The United States Supreme Court has recognized the problems inherent in borrowing state limitations periods when the federal claim differs from the state cause of action. In Wilson v. Garcia, the Supreme Court had to choose the proper limitations period for an action filed in a federal court in New Mexico under 42 U.S.C. § 1983. 471 U.S. 261, 105 S. Ct. 1938, 85 L. Ed. 2d 254 (1985). The Court noted that the case-by-case, fact-based analysis "inevitably breeds uncertainty and time-consuming litigation . . . ." Id. at 272, 105 S. Ct. at , 85 L. Ed. 2d at 264.
The Court in Wilson v. Garcia established a three-part inquiry to guide the selection of the statute of limitations that will govern a federal claim.
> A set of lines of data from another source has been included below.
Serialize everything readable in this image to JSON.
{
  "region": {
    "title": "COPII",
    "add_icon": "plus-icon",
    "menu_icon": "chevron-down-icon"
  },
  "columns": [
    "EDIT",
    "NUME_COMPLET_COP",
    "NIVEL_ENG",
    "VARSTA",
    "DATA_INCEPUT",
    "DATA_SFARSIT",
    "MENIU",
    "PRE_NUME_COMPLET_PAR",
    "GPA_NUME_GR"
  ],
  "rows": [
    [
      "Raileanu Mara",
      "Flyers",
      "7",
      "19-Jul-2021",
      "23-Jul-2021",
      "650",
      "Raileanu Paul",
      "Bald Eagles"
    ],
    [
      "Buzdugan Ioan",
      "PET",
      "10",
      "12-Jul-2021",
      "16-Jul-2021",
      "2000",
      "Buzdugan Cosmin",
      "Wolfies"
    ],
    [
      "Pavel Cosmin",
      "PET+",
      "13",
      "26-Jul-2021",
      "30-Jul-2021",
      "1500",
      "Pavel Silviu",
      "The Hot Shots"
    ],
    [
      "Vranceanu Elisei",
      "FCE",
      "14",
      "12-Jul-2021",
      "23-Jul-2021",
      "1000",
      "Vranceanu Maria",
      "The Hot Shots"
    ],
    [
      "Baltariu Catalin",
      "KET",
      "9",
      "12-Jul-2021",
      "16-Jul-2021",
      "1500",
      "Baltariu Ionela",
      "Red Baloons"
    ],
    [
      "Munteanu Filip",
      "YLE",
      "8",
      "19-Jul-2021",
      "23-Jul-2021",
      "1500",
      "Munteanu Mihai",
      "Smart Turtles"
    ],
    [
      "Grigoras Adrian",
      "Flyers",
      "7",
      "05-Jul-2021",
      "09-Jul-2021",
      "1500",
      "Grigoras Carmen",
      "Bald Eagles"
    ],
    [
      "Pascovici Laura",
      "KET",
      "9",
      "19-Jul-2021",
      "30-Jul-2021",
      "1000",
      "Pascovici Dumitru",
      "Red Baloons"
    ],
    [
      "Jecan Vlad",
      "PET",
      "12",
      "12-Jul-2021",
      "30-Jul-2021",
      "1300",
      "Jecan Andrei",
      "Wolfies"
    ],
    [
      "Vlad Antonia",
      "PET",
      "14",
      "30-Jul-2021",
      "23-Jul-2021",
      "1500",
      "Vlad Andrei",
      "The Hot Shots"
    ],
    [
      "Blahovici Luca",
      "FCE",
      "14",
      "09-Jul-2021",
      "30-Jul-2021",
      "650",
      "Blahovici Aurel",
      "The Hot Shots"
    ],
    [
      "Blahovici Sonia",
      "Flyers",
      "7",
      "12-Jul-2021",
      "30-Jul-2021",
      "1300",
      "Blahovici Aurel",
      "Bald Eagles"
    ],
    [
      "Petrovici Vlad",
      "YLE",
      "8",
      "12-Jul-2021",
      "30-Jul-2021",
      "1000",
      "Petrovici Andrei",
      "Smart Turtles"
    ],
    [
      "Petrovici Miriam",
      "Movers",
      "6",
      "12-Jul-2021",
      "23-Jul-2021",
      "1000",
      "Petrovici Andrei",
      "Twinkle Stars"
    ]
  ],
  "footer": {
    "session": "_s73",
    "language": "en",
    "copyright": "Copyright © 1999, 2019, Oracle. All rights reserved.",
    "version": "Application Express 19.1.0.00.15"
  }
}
The Court directed that a single statute of limitations for all § 1983 claims be selected ...